I didn’t start running until after I turned 40. 41 in fact. Seems you can teach an old dog new tricks after all.
Until that point, you wouldn’t have caught me running for the bus, let alone hill sprints, intervals, 10kms… but here I am. Don’t get me wrong, I’m not a marathon runner or triathlete.
I’m just a regular mum who runs at an ok pace. I’m not fast, I’m not slow. I have genetically dodgy knees that prevent me from going the (really long) distance, so about 10kms is my max. But to be honest, I wouldn’t want to run for more than an hour or so anyway, I have too much other stuff to do!
If you’re thinking about taking up running from scratch (and you’re OK health-wise), here are my top tips for getting started:
1. Just start. Yes you may be anxious, worried about how you’ll cope, what you’ll look like, but stop thinking about it, and just lace up and get out there.
One of my favourite quotes about running comes from Joan Benoit Samuelson, the 1984 Olympic Marathon Gold Medalist and arguably the greatest female marathon runner of all time… “When I started running, I was embarrassed. I’d walk when cars passed me. I’d pretend I was looking at the flowers.”
Everyone is human, everyone has to start somewhere. Just start.
It’s important to get your body ready. A few ‘high knees’ or leg swings and Spiderman stretches can really help your body (both your leg muscles, and your heart rate) prepare and get you set-up for a great run.
Don’t forget to cool down and stretch at the end of the run too. I always walk a couple of hundred metres, then stretch out quads, calves and hammies. I know I should also do my hip flexors too, but usually I just want that coffee by this point.
Join a running club. For tips on technique, to find a running buddy, discover new running tracks… so many reasons to find a local club and keep yourself accountable to your new training regime.
Why, yes there is. Several in fact. Get a running app on your smartphone (I like MapMyRun and Nike+, friends swear by Strava and Runkeeper).
It allows you to track your distance, pace, split pace, calories burned etc. It’s a great way to ensure you keep pushing yourself further, and also allows you to celebrate new milestones reached.
First 5kms? Yay!
Gently does it. You can’t go from zero to half-marathon-hero in your first week. Depending on your level of fitness, pick your start distance (for me, that was 4km, but it could even be 1km) and then graduallybuild on it.
Upon advice from my PT, given the knee situation, I only added on a few hundred metres each week, and I’d do at least two runs per week. It didn’t take long to build the distance up until I was regularly running around 6km. My normal run these days is a loop of my local lake, around 8.5km.
You can also choose to add time rather than distance when you’re building up your stamina.
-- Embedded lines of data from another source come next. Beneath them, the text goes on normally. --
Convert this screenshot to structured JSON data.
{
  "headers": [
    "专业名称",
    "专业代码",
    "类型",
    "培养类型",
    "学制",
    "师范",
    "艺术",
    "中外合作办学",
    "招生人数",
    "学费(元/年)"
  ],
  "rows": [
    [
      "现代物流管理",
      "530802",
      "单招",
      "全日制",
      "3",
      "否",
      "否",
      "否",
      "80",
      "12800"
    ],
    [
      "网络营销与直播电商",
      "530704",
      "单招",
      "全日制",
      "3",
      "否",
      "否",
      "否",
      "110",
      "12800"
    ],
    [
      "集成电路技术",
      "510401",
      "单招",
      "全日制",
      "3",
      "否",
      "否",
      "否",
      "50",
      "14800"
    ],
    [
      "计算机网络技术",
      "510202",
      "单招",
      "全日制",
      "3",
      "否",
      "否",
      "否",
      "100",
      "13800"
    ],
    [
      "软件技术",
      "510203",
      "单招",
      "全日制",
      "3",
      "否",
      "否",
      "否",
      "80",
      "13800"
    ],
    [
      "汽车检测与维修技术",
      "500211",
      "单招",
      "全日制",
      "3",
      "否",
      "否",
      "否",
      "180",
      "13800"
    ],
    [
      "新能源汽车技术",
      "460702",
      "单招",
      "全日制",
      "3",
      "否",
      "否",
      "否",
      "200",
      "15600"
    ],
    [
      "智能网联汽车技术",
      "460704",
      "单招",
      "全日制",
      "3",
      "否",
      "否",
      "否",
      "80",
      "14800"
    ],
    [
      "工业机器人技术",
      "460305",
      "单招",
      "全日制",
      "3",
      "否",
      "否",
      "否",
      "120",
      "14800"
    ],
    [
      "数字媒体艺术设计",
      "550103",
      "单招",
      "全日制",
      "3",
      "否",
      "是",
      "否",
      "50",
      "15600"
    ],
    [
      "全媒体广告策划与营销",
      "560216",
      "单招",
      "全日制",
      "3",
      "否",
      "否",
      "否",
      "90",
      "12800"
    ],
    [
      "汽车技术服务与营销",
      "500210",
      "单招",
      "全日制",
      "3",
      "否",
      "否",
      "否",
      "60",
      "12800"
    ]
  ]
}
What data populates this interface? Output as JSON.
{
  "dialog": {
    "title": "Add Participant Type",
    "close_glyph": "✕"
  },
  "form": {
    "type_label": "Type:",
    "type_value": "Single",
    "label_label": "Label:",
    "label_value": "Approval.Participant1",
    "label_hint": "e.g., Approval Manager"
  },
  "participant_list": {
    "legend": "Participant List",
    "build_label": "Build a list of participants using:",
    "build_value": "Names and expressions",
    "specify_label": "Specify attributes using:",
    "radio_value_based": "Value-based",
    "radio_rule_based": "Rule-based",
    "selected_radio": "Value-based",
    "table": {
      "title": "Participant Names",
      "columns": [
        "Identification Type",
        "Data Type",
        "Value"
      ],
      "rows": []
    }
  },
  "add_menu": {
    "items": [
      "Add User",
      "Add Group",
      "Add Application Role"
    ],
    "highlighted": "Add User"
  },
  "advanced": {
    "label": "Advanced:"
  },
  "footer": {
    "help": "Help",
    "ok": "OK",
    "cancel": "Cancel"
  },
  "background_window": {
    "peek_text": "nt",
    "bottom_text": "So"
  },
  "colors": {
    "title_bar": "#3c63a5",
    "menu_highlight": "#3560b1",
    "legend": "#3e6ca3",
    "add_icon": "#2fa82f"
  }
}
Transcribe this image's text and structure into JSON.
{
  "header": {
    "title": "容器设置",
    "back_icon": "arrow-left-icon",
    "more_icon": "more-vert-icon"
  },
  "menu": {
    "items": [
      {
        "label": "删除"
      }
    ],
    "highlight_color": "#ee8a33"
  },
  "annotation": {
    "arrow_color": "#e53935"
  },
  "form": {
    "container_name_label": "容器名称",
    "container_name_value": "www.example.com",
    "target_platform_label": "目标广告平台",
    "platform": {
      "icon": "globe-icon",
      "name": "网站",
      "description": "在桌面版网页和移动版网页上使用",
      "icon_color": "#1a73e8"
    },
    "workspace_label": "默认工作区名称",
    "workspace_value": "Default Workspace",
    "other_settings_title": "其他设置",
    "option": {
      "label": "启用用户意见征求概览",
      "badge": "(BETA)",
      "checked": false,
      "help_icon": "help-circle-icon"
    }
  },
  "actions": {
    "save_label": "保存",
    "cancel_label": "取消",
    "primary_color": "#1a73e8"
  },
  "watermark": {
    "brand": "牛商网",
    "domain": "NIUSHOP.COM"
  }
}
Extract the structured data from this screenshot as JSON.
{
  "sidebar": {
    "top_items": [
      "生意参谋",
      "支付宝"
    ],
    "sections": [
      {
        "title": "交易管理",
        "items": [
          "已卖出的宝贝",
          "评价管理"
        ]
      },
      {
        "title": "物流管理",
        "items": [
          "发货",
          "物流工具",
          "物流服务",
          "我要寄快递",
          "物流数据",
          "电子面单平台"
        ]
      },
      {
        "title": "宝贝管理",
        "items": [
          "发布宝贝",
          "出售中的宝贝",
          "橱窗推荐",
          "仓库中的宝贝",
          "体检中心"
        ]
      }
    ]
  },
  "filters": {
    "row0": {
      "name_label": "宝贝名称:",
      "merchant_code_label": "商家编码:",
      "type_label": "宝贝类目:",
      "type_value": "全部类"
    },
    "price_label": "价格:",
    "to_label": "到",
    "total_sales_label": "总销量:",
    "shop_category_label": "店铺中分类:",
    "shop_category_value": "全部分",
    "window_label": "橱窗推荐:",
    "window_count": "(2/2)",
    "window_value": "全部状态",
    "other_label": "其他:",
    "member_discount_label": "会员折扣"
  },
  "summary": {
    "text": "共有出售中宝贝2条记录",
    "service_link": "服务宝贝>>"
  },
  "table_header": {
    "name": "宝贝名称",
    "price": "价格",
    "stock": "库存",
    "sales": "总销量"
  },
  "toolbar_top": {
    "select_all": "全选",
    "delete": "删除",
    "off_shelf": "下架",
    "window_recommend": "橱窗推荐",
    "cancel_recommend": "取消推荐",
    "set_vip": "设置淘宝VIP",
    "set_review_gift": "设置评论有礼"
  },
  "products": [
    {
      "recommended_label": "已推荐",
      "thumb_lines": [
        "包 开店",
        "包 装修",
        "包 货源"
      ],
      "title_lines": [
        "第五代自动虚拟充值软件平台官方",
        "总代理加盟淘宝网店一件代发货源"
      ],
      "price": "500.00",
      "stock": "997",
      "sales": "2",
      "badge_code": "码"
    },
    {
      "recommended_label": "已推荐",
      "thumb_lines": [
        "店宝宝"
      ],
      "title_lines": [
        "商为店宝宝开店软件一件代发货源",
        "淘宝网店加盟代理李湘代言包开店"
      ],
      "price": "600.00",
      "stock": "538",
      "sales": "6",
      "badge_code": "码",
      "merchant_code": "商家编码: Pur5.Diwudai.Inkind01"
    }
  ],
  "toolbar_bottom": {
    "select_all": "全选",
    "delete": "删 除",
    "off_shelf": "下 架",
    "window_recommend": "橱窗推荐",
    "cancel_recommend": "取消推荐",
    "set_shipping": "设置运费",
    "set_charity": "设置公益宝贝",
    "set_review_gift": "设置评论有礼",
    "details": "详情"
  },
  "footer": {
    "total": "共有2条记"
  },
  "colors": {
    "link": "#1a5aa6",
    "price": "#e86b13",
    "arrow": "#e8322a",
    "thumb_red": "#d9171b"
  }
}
So instead of adding on 500m to your run, add on a few minutes each time.
Don’t worry if you have to start with a walk/run… over time, just reduce the walking time and increase the running time until, at the same distance, you can run it all.
Get outside. Personally, I never run on the treadmill. Every kilometer feels at least double what it does outside, and I just find it so excruciatingly dull. Get outside. It’s awesome!
If you can, by a lake, the sea, around a park, somewhere scenic. Even if it’s just along the streets where you live, you can take your mind off the run by looking at the houses. And oh, that fresh air. Nothing beats it.
Get yourself a mantra. Running is tougher on the mind than the body, and the mind almost always gives up first. I find a little phrase that works for me and repeat it over and over when the going gets tough (“I’ve got this, I’ve got this, I’ve got this…”).
Don’t go crazy. Even seasoned runners need to rest. Make sure you incorporate other ways of moving your body into your fitness regime, be it weights/resistance, yoga, pilates.
And make sure you have at least one complete rest day per week. Your body needs to recover. You will not, I repeat not, get any faster or go any further if you do not rest.
Most of all, enjoy it. The feeling you get at the end of a run (once you’ve caught your breath) is indescribable. ‘Runners’ High’ – go get your Runners’ High.
For more, go to the Training for Chocolate Blog